The present study used specimens from the primary RCC tumor for functional analysis. Currently tissue samples from metastatic disease judged as inoperable are limited or unavailable. Characterization of primary cells by cell culture could be validated for relevance to treatment of metastatic disease by functional assessment and comparison of immunohistochemical or (epi)genetic signatures in metastatic tissue samples, including upon autopsy.
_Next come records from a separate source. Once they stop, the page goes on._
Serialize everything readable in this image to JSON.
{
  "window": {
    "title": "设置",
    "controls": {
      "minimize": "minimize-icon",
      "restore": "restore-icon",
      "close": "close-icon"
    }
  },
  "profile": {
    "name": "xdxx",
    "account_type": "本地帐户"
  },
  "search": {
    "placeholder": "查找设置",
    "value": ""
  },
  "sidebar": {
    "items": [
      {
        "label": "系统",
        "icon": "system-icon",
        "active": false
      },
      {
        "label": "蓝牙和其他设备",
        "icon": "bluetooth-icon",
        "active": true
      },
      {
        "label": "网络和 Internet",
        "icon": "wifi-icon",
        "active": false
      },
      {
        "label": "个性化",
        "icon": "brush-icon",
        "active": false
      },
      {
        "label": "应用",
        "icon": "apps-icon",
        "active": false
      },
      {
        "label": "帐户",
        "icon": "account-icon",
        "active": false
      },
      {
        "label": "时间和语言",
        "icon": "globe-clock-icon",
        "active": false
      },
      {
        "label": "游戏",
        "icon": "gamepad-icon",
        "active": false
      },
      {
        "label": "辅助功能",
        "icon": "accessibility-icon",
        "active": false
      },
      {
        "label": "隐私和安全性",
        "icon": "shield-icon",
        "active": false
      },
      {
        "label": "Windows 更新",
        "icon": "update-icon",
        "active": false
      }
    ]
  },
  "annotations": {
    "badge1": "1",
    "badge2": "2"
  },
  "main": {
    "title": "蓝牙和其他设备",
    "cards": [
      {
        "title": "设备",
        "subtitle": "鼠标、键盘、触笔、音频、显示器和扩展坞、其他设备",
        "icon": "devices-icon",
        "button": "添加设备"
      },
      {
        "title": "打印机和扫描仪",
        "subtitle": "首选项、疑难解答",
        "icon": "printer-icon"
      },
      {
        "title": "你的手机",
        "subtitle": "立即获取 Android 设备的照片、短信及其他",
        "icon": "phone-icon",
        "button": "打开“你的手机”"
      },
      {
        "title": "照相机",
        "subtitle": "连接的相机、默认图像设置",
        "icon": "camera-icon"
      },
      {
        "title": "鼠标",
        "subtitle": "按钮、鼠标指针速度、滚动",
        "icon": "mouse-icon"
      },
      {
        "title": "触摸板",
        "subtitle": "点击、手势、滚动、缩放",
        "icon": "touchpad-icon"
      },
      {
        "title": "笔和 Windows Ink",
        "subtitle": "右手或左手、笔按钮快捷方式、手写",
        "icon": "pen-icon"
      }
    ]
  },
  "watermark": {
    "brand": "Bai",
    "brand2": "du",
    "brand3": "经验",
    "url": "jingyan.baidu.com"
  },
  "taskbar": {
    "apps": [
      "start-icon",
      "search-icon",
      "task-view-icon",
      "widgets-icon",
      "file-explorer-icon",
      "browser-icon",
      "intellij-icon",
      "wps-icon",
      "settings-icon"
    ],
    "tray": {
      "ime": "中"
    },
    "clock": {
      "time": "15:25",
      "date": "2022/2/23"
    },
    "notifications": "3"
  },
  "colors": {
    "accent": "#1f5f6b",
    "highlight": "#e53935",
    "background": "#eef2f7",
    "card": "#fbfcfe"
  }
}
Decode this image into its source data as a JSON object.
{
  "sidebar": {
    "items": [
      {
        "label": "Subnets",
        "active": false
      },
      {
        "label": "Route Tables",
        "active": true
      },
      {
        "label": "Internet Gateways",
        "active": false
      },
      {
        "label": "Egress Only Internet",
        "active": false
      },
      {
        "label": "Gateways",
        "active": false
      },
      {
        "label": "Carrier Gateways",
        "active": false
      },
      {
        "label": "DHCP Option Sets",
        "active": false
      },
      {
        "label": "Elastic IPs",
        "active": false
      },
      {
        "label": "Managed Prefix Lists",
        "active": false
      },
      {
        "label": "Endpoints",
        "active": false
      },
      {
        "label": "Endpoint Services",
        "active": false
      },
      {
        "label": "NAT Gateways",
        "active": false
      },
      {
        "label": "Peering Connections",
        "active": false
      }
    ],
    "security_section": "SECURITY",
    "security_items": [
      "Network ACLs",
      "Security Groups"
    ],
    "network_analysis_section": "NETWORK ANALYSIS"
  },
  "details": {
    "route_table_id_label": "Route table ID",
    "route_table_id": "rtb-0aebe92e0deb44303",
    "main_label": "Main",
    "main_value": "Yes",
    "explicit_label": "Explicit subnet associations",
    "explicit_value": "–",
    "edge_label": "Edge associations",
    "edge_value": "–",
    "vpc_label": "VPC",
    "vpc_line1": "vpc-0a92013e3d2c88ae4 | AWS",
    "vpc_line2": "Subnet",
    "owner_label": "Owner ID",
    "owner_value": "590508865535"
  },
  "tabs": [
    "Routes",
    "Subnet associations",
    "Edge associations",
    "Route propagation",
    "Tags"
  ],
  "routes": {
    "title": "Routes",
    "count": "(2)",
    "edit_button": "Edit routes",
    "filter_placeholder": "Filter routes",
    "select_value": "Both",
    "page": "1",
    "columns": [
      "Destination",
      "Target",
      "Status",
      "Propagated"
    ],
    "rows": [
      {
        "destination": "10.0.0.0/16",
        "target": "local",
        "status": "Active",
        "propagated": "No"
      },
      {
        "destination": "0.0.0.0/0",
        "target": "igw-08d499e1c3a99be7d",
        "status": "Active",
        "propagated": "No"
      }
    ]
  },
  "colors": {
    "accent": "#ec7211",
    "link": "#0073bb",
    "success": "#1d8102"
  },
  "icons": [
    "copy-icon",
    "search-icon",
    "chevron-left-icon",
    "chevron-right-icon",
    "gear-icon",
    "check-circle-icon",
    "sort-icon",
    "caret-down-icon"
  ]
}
Integration of functional studies and rational molecular assays should be prospectively studied in the setting of RCC and may accelerate progress toward stratification of patients for molecular targeted drug therapies beneficial to them. New agents are being continuously added to the panel of inhibitors that promise to expand options for RCC treatment, and help to guide pre-clinical and clinical studies for RCC treatment.
The kidney cancer primary tumor (designated Ki-CA) cells were initiated by explant outgrowth culture in DMEM/F-12 medium with 15% iron-supplemented bovine calf serum (Hyclone), antibiotic/antimycotic (Invitrogen), 0.4ug/ml hydrocortisone and 10ng/ml EGF by Jim Rheinwald of the Harvard Skin Disease Research Center, Boston, essentially as described.15-17 Chromosomal analysis of Ki-CA tumor derived cells revealed abnormal karyotypes such as trisomies 7 and 10 and loss of Y (data not shown) reportedly common in renal cell carcinoma18,19 and renal tissue,18 but no detectable loss of chromosome 3p, a common feature in RCC associated with VHL loss/inactivation. Cells at passage 4, with or without 10 ng/ml EGF were plated for functional screens and dose response studies. Functional screens of small molecules, mostly tyrosine kinase inhibitors, were performed and evaluated for ability to reduce survival of Ki-CA cells according to methods established for leukemias.2-4 Drugs selected for follow-up dose response studies were dasatinib (Sprycel, LC Labs), EKB-569 (Pelitinib, Exclusive Chemistry), rapamycin (rapamycin-like compound everolimus Afinitor, LC Labs), lapatinib (Tykerb, LC Labs), and pazopanib (Votrient, LC Labs). Immunostaining for Src, VHL and EGFR was done as described5 using commercially available antibodies (Src: Cell Signaling Technologies; VHL: BD Biosciences; EGFR: Dako).
C.R. communicates potential conflicts of interest with regard to his role as consultant for Aveo, GSK, Bayer and Onyx and as a consultant and honoraria for Pfizer and Novartis. No potential conflicts of interest were disclosed by other authors.
We acknowledge the patient, and Dr. James Rheinwald of the Harvard Skin Diseases Research Center. We are also grateful to Dr. Toni Choueiri, Dr. Christopher Doyle, Dr. Michelle Hirsch and Dr. Jeanne Shen and the Brigham and Women’s Hospital. Aaron Wortham is a predoctoral fellow of the National Institutes of Health under award number T32CA106195. The OHSU Knight Cancer Institute is supported by P30 CA069533.
Previously published online: www.landesbioscience.com/journals/cbt/article/22960